→ **WHAT TO DO**: Reproduce the records below exactly, leaving out any pictures.

→ **Element data from apps and pages**:
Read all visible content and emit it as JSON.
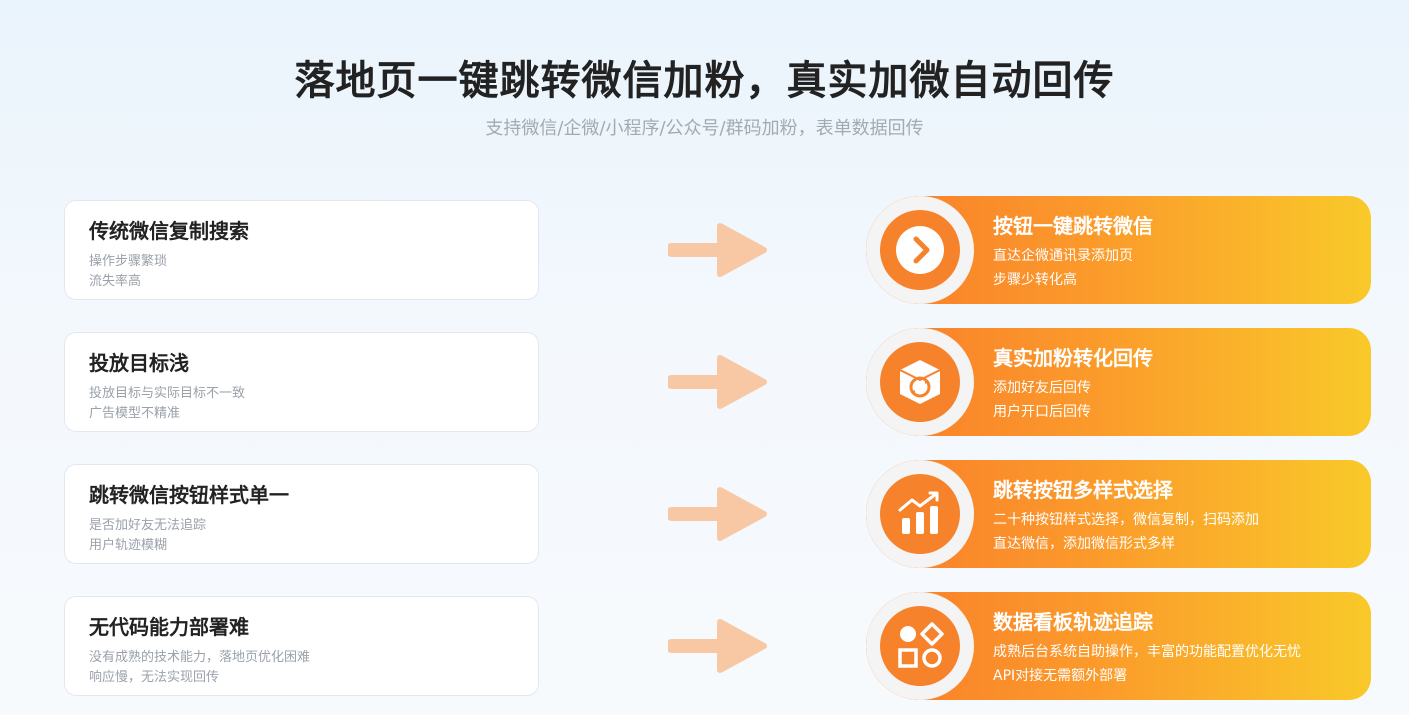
{
  "header": {
    "title": "落地页一键跳转微信加粉，真实加微自动回传",
    "subtitle": "支持微信/企微/小程序/公众号/群码加粉，表单数据回传"
  },
  "problems": [
    {
      "title": "传统微信复制搜索",
      "line1": "操作步骤繁琐",
      "line2": "流失率高"
    },
    {
      "title": "投放目标浅",
      "line1": "投放目标与实际目标不一致",
      "line2": "广告模型不精准"
    },
    {
      "title": "跳转微信按钮样式单一",
      "line1": "是否加好友无法追踪",
      "line2": "用户轨迹模糊"
    },
    {
      "title": "无代码能力部署难",
      "line1": "没有成熟的技术能力，落地页优化困难",
      "line2": "响应慢，无法实现回传"
    }
  ],
  "solutions": [
    {
      "title": "按钮一键跳转微信",
      "line1": "直达企微通讯录添加页",
      "line2": "步骤少转化高",
      "icon": "chevron-right-icon"
    },
    {
      "title": "真实加粉转化回传",
      "line1": "添加好友后回传",
      "line2": "用户开口后回传",
      "icon": "sync-box-icon"
    },
    {
      "title": "跳转按钮多样式选择",
      "line1": "二十种按钮样式选择，微信复制，扫码添加",
      "line2": "直达微信，添加微信形式多样",
      "icon": "bar-chart-icon"
    },
    {
      "title": "数据看板轨迹追踪",
      "line1": "成熟后台系统自助操作，丰富的功能配置优化无忧",
      "line2": "API对接无需额外部署",
      "icon": "shapes-icon"
    }
  ],
  "colors": {
    "accent_start": "#f97d2a",
    "accent_end": "#f9c92a",
    "arrow": "#f7c8a3"
  }
}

→ **SOLUTION TO THE PROBLEM**:
Read all visible content and emit it as JSON.
{
  "header": {
    "title": "落地页一键跳转微信加粉，真实加微自动回传",
    "subtitle": "支持微信/企微/小程序/公众号/群码加粉，表单数据回传"
  },
  "problems": [
    {
      "title": "传统微信复制搜索",
      "line1": "操作步骤繁琐",
      "line2": "流失率高"
    },
    {
      "title": "投放目标浅",
      "line1": "投放目标与实际目标不一致",
      "line2": "广告模型不精准"
    },
    {
      "title": "跳转微信按钮样式单一",
      "line1": "是否加好友无法追踪",
      "line2": "用户轨迹模糊"
    },
    {
      "title": "无代码能力部署难",
      "line1": "没有成熟的技术能力，落地页优化困难",
      "line2": "响应慢，无法实现回传"
    }
  ],
  "solutions": [
    {
      "title": "按钮一键跳转微信",
      "line1": "直达企微通讯录添加页",
      "line2": "步骤少转化高",
      "icon": "chevron-right-icon"
    },
    {
      "title": "真实加粉转化回传",
      "line1": "添加好友后回传",
      "line2": "用户开口后回传",
      "icon": "sync-box-icon"
    },
    {
      "title": "跳转按钮多样式选择",
      "line1": "二十种按钮样式选择，微信复制，扫码添加",
      "line2": "直达微信，添加微信形式多样",
      "icon": "bar-chart-icon"
    },
    {
      "title": "数据看板轨迹追踪",
      "line1": "成熟后台系统自助操作，丰富的功能配置优化无忧",
      "line2": "API对接无需额外部署",
      "icon": "shapes-icon"
    }
  ],
  "colors": {
    "accent_start": "#f97d2a",
    "accent_end": "#f9c92a",
    "arrow": "#f7c8a3"
  }
}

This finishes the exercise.